It was easy to set up my "queue" of movies to come to my door...a little too easy, really. Because I have a 3-year-old he-man child obsessed with Buzz Lightyear and all things remotely like him, I decided that our debut Netflix flick would be Superman, the original 1978 version. (It did require some remote control finesse during the disturbing earthquake scene. I reserve the right to censor while I am still able.)
Just for fun, I'm including the song here. Go ahead and click on it. You can listen to it while you read the rest of this post.
Watching the movie as an adult was a different experience than watching it as a kid. Maybe I ponder the deeper meanings of things more these days, or maybe they were just too deep for me to understand back then. But this time around, it was clear to me that the story of Superman contains some undeniable biblical parallels. Not perfect ones, of course, but parallels that were too interesting for me to ignore without sharing them. So without going into too much detail here (I hope), allow me to make four quick observations about it:

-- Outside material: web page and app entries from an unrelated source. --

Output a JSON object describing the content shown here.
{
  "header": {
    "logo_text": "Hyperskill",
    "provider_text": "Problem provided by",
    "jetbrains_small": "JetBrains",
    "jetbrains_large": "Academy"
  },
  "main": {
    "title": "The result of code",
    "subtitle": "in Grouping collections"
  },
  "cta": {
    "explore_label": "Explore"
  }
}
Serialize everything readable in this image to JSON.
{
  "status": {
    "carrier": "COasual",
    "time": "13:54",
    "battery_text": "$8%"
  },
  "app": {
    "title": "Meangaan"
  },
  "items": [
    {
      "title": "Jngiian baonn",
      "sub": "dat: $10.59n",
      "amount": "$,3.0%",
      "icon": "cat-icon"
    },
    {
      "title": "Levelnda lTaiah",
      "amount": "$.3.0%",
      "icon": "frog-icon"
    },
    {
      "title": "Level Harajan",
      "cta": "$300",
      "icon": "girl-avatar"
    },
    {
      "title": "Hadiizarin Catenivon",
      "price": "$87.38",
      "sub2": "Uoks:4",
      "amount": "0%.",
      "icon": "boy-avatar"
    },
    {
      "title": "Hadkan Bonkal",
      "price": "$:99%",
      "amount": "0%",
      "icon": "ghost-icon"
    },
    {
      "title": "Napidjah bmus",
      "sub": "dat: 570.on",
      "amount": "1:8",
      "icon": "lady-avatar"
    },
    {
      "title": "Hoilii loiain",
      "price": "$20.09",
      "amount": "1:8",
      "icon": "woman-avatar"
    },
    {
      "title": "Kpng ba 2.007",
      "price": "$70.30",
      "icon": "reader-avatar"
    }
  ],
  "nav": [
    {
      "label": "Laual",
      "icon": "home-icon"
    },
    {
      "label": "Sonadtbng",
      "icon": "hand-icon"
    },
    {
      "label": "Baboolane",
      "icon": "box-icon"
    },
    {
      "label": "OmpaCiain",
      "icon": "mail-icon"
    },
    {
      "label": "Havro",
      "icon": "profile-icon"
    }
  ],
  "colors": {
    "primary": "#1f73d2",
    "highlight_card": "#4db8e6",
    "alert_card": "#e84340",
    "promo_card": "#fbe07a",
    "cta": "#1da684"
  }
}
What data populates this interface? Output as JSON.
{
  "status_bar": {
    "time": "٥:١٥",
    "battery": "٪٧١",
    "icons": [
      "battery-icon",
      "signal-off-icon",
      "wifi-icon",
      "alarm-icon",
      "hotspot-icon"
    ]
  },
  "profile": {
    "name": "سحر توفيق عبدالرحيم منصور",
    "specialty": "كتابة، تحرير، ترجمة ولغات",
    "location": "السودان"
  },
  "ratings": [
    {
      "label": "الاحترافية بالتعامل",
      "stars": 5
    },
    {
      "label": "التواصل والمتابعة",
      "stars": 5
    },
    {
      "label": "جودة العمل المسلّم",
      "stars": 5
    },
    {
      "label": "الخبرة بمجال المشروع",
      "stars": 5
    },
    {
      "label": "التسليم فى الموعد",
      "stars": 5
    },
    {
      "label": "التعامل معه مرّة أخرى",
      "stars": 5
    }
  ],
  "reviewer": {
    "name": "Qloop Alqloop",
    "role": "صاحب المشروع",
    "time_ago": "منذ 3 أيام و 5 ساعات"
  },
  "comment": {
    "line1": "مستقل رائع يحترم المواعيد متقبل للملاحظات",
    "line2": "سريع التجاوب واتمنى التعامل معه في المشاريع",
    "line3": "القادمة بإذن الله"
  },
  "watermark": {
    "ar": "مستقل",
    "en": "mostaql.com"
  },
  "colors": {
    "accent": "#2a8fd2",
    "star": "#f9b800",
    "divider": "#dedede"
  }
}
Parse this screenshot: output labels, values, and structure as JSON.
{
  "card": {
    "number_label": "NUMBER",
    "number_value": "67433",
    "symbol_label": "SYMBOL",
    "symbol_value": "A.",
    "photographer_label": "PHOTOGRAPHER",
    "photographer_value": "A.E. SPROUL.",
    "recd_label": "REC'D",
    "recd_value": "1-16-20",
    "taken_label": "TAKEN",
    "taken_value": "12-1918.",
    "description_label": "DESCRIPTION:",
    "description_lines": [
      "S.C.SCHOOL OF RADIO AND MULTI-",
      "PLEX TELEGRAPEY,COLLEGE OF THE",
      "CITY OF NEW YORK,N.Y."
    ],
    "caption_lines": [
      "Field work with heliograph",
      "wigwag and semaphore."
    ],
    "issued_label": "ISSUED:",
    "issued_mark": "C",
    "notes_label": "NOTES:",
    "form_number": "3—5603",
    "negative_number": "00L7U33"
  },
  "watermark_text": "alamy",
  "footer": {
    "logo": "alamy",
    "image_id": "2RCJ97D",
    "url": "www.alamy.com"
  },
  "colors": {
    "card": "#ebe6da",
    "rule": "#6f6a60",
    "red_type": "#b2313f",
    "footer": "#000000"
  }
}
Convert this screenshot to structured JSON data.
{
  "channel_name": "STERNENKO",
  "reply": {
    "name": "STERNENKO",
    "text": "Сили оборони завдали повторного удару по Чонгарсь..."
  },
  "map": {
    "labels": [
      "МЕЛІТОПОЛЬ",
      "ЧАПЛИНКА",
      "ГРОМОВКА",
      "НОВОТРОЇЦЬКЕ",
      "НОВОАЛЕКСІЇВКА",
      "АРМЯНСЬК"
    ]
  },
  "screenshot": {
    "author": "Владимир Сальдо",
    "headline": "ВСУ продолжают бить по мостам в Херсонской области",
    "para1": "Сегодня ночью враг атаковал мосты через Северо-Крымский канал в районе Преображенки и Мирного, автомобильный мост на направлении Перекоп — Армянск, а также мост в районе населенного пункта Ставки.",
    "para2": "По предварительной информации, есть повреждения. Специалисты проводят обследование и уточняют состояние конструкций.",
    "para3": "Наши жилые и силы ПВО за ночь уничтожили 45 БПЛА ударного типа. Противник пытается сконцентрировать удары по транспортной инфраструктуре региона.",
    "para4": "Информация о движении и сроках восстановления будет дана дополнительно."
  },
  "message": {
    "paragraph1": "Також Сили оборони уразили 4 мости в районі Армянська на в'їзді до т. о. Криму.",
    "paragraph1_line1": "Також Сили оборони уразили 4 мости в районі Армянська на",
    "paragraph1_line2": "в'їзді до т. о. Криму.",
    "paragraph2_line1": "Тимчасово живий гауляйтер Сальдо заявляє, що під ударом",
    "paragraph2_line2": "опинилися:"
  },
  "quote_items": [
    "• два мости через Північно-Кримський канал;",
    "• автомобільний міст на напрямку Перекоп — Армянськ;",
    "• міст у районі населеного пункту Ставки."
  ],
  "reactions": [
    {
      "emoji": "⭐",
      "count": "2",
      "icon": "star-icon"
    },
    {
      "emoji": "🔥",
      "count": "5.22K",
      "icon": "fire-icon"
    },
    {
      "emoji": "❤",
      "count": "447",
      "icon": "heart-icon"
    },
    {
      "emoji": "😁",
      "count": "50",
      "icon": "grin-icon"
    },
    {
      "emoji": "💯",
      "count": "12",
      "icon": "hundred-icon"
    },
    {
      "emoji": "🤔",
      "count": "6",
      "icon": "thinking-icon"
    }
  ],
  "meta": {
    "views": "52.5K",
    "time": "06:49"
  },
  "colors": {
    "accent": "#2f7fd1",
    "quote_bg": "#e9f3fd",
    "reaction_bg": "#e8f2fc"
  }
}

1) The father sends his only son as a baby.
Superman's father, Jor-el, sends him to planet Earth as a baby, Moses-in-the-bullrushes style, in his own little spaceship to protect him from the destruction of planet Krypton. Earth is a "primitive" planet, and Superman's mother worries that her son will feel isolated and alone there because of his great powers. As he places the baby in the ship, Jor-el (played by Marlon Brando) says in his deep, baritone voice, "He will never be alone. All that I have, all that I've learned, everything I feel, all this and more, I bequeath you, my son. You will carry me inside you all the days of your life. You will make my strength your own, see my life through your eyes, as your life will be seen through mine. The son becomes the father, and the father, the son."
1 John 4:14 says of Jesus, "And we have seen and testify that the Father has sent his Son to be the Savior of the world."
Clark Kent grows up as a farm boy in Smallville, Kansas knowing that he is different, just as his birth mother fretted. His earthly parents are named Martha and Jonathan (dare I compare the M and J names to Mary and Joseph?) Jonathan tells him that he is meant for greater things, and Clark ponders the purpose of his life alone in the cornfields. Finally, the day comes when he tells Martha after Jonathan's death, "I have to go." And then the miracles begin...saving Lois Lane, preventing accidents, thwarting bad guys. Jesus began his earthly ministry at a definitive point in time, after spending years growing up as a humble carpenter's son.
3) The son retreats to commune with the father.
Through Kryptonian technology that the audience just has to accept, Superman often visits the "Fortress of Solitude" to speak with Jor-el (or, at least, to speak with a large, transparent hologram head that does not seem to creep him out in the slightest.) He tells his father of his struggles, asks him for help, and receives advice there. In the gospels, Jesus often retreated from the crowds and found solitary places to pray to the Father.
4) The son is the light and the way.
Jor-el tells his son about the people of earth, "They can be a great people if they wish to be. They only lack the light to show them the way. For this reason above all - their capacity for growth - I have sent them you, my only son."
John 1:9 "The one who is the true light, who gives light to everyone, was coming into the world."
John 14: 6 "Jesus told him, 'I am the way, the truth, and the life.' "
In real life, there was never a flying man in red boots who swooped in to help people in their times of need. Instead, we were given the real super-man...the humble carpenter from Nazareth, the one who came from above to give his life as a ransom for many, the Son of God who lives to intercede for them. He came, not just because the Father thought we had a capacity for growth, as Superman's father said of the people of earth, but because of God's deep love for the people he had made who needed a Savior.
That night, as I tucked my he-man child into bed, he drowsily prayed, "Thank you God for the mailman, who brought me the Superman movie today."
Thank you God for sending your super-man...to us.